Global Asbestos Congress 2004

Implications of the Excessive Asbestos Related Disease Burden among Retrenched South African Miners Exposed to Chrysotile Asbestos

[PowerPoint presentation submitted - authors could not attend]

Sophia Kisting and Mohamed Jeebhay
Occupational and Environmental Health Research Unit, School of Public Health and Family Medicine, University of Cape Town, South Africa

Chrysotile asbestos was mined in South Africa from the early part of the 20th century. African Chrysotile Asbestos (ACA), the biggest mine and mill, started operations in 1937 and closed in 2002. From 1975 to 1992 production of chrysotile in South Africa remained on average at 100,000 tons per year (with ACA contributing more than 90%) and declined to around 20,000 tons in 2000.

The number of workers employed at ACA in the 1960s and 1970s was between 2,000 and 2,600 at its peak. In the 1990s the numbers declined gradually and were reduced to about 250 by 2000. Annual average asbestos fibre level counts reported by ACA for the period 1977 to 1995 were below 1 fibre per ml with the exception of 1977 (2.5 fibres per ml), 1979 (2 fibres per ml) and 1983 (1.21 fibres per ml).

The National Union of Mineworkers (NUM) in South Africa, requested occupational medical practitioners to conduct audits of occupational health surveillance programmes at the ACA mine. The audit process of medical records, chest radiographs and lung function tests was completed prior to retrenched workers being repatriated to their homes, including to neighbouring countries Swaziland and Mozambique.

Between 1995 and 2000 the medical records, chest radiographs and lung function tests of more than 1,200 ACA asbestos mine-workers were assessed for asbestos related diseases. The prevalence of asbestos related diseases (ILO score >= 1/0) for the different evaluations varied between 21 and 36%. The findings are comparable to the high prevalence of pneumoconiosis (mainly silicosis and associated tuberculosis), reported by other investigators, among migrant workers from the Eastern Cape Province of South Africa (22-37%) and neighbouring Botswana (26-31%).

The findings of these audits suggests an enormous disease burden associated with exposure to chrysotile asbestos in spite of the recorded low fibre levels, and highlights the importance of worker organization in negotiating exit medical examinations of retrenched workers.

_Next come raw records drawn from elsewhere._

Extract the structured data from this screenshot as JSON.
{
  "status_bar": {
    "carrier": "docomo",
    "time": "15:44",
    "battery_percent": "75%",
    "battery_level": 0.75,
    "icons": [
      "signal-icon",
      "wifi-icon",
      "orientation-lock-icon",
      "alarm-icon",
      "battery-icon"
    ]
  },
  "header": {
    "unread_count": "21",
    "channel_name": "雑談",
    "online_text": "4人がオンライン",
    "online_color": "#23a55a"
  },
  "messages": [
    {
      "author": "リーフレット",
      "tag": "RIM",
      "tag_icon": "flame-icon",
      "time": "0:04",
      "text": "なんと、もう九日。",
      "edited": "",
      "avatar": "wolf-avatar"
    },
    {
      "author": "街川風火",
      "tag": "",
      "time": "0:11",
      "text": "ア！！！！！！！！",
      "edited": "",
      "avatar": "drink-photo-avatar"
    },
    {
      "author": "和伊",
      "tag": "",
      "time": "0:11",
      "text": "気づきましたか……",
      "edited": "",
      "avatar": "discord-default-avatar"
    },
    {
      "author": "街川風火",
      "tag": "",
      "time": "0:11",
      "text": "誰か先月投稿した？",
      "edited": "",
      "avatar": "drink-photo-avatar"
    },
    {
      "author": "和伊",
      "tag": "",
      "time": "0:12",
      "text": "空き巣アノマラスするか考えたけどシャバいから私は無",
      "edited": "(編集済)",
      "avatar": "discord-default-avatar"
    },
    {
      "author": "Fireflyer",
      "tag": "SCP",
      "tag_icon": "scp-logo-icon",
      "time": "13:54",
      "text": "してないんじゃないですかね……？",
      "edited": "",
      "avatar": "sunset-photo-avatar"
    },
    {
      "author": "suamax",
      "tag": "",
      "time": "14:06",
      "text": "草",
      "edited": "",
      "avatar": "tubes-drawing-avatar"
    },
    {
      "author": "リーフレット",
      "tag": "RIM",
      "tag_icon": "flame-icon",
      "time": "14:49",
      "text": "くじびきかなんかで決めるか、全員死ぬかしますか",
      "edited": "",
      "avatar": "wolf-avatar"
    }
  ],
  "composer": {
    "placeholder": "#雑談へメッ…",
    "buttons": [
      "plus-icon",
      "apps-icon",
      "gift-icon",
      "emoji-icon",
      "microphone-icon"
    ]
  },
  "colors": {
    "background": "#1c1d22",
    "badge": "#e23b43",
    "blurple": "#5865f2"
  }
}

The information so obtained contributed to:

Extract from PowerPoint Presentation:

figure 1
Msauli-chrysotile asbestos mill and tailings dump

Mining of Chrysotile:

Chrysotile Production:

Workers Employed:

Chrysotile Asbestos Research:

Recorded Asbestos Fibre Levels:

Chrysotile in Asbestos-cement Products:

Amended Asbestos Regulations

Important Asbestos developments:

The Minister of the Environment and Tourism indicated in June 2004 that use of chrysotile asbestos for which there are alternatives, will be prohibited: